Between 1750 and 1850, there were more than 50,000 inn and tavern signs produced by American painters, creating a distinct visual language and offering a glimpse into tavern life, travel, and patriotic ideals in early America. Only a fraction of these signs survive.  The Connecticut Historical Society’s collection—numbering more than 60 signs—is by far the largest and most spectacular in the country.  Bold eagles, exotic lions, prancing horses, cheerful travelers, patriotic heroes, Masonic symbols, and beautiful lettering adorn these signs, along with dozens of other images, each unique.

Windham Fabrics in association with the Connecticut Historical Society is proud to bring to life this glimpse into America’s past.  Our fabric collection commemorates the road traveled by those pioneers who made America great.  Founded in 1825, the Connecticut Historical Society inspires and fosters a life-long interest in history by helping people today connect with the past though its remarkable collections of artifacts, graphics, manuscripts, and printed materials. You can discover more about the Connecticut HistoricalSociety at www.chs.org

I am going to have to find a special pattern to show these historically significant fabrics.

Zippy Strippy Pouch

Zippy Strippy Bag_Atkinson Designs Pattern_Poppies_2014June15.

Here is my zippy pouch.

We had an exchange at our Guild meeting with another Guild.  I didn’t sign up for the exchange as I wasn’t sure I would be able to meet the deadline. I have wanted to make one of these for a while and after seeing everyone’s wonderful zippy pouches at last week’s guild meeting, I decided to try my hand at making one last weekend.

This is the second pouch I made. Let’s just say, the first pouch was a lesson well learned.  The pattern is Zippy Strippy from Atkinson Designs. I used the fusible batting on the first pouch as per the directions in the pattern. I wasn’t thrilled with the results so I used Warm and Natural batting for the second version and heavily quilted it. I boxed the corners as per the pattern instructions on the first version and I wasn’t happy with the results so the second time I cut out a square on the bottom two corners and then pieced together and got a much better result. It could be that my fusible batting was thicker than that used by Terry Atkinson in her pattern so that may be why I wasn’t happy with the results on the first version.

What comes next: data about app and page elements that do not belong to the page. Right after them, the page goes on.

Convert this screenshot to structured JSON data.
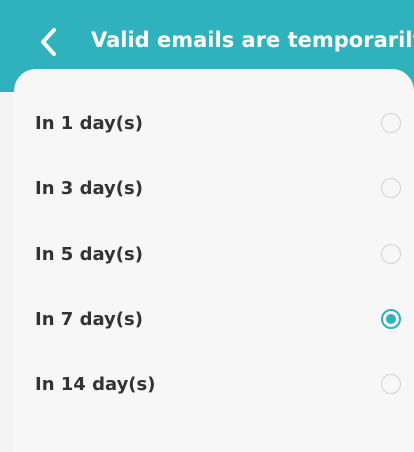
{
  "header": {
    "title": "Valid emails are temporarily...",
    "back_icon": "chevron-left-icon",
    "background_color": "#2fb2bd"
  },
  "options": [
    {
      "label": "In 1 day(s)",
      "selected": false
    },
    {
      "label": "In 3 day(s)",
      "selected": false
    },
    {
      "label": "In 5 day(s)",
      "selected": false
    },
    {
      "label": "In 7 day(s)",
      "selected": true
    },
    {
      "label": "In 14 day(s)",
      "selected": false
    }
  ],
  "accent_color": "#2fb2bd"
}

I am thrilled with version number two! Now I need to make another before I forget all those lessons I learned!